Republican presidential candidate Donald Trump delivers remarks while campaigning at Regent University Oct. 22, 2016 in Virginia Beach, Va. 
Photo by Win McNamee/Getty

Virginia Republicans rally behind Trump acolyte in Senate race

In Virginia’s gubernatorial race last year, Republican officials weren’t especially concerned about their primary contest. Ed Gillespie was expected to cruise to an easy victory, easily dispatching Corey Stewart, who served as the Trump campaign’s chairman in Virginia, and who was running an explicitly pro-Confederate platform.

Indeed, as Slate’s Jamelle Bouie noted at the time, Stewart “was running as a voice for Trumpism, railing against ‘illegal immigration,’ condemning ‘transgender bathrooms,’ slamming Gillespie as a ‘cuckservative,’ and centering his campaign on an aggressive defense of the state’s Confederate monuments and memorials.”

Stewart lost that primary, but he came very close, which only emboldened him further. The right-wing Republican soon after launched a Senate bid, and this primary turned out better for the Trump acolyte.

In Virginia, Corey Stewart, a Trump-supporting, immigration hardliner who campaigned on keeping up Confederate monuments, narrowly won the GOP U.S. Senate primary, and will go up against incumbent Democratic Sen. Tim Kaine this fall.

With 100 percent of Virginia precincts in, Stewart, the chairman of the Prince William County Board of Supervisors, had 44.9 percent of the vote, compared with state Delegate Nick Freitas, a former Green Beret who’d received backing from a key conservative group, with 43.1 percent.

Stewart’s victory could be a gift for Kaine in blue-leaning Virginia, where a Republican hasn’t won a statewide race since 2009. Stewart campaigned as an ardent supporter of the Second Amendment and even revived false “birther” allegations that Barack Obama wasn’t born in the U.S.

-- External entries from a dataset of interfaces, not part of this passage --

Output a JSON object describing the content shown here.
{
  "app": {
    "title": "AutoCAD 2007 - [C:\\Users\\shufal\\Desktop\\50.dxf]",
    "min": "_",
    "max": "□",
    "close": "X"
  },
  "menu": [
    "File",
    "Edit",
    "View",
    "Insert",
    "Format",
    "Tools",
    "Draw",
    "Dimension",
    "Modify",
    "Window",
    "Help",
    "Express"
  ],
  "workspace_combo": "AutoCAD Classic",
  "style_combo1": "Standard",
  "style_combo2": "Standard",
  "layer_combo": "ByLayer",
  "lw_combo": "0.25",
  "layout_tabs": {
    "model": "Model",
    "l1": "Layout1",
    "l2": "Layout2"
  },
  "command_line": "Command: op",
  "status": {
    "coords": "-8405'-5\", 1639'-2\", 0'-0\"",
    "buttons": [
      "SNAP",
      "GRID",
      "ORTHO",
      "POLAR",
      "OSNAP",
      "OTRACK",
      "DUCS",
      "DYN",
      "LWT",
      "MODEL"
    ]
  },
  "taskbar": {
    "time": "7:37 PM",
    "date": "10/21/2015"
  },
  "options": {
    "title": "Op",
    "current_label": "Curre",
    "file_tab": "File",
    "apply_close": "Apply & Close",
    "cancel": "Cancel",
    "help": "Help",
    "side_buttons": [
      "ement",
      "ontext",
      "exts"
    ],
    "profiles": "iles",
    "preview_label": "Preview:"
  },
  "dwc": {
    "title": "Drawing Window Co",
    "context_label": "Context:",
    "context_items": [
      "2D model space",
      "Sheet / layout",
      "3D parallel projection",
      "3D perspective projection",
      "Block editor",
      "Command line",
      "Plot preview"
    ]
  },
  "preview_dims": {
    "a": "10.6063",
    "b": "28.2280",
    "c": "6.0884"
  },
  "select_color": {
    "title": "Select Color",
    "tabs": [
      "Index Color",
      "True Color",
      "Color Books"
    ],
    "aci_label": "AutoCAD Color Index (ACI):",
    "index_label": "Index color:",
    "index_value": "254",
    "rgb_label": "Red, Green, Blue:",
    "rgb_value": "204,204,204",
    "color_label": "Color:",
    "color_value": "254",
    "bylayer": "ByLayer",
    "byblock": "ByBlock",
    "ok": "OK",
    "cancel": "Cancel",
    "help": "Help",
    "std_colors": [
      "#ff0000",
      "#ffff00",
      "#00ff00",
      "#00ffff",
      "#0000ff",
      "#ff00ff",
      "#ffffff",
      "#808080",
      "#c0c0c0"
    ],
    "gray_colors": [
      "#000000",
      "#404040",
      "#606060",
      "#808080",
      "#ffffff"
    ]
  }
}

To get a flavor of what Stewart brings to the table, note that when he launched his campaign, he declared that “the era of the kinder, gentler Republican is over.”

His candidacy, Stewart added, would be “vicious.”

For most Republican officials, yesterday’s results weren’t good news. Kaine is a formidable incumbent, making this an uphill climb for the GOP anyway, but the broader issue is having the Republican brand associated with a pro-Confederate extremist.

Indeed, it was of great interest to see the National Republican Senatorial Committee – which exists solely to help GOP candidates win Senate races – celebrate the results of yesterday’s primary contests in several states by way of press releases and social media, while saying nothing about the contest in Virginia.

And yet, there was the president, declaring via Twitter, “Congratulations to Corey Stewart for his great victory for Senator from Virginia. Now he runs against a total stiff, Tim Kaine, who is weak on crime and borders, and wants to raise your taxes through the roof. Don’t underestimate Corey, a major chance of winning!”

Stewart may be too radical for much of the Republican Party’s establishment, but he’s just right for Donald Trump.

Rep. Mark Sanford (R-S.C.) lost his primary yesterday because he was insufficiently pro-Trump, while Corey Stewart won his primary yesterday because he was Virginia’s version of Trump.

Today’s GOP is getting Trumpier and Trumpier all the time.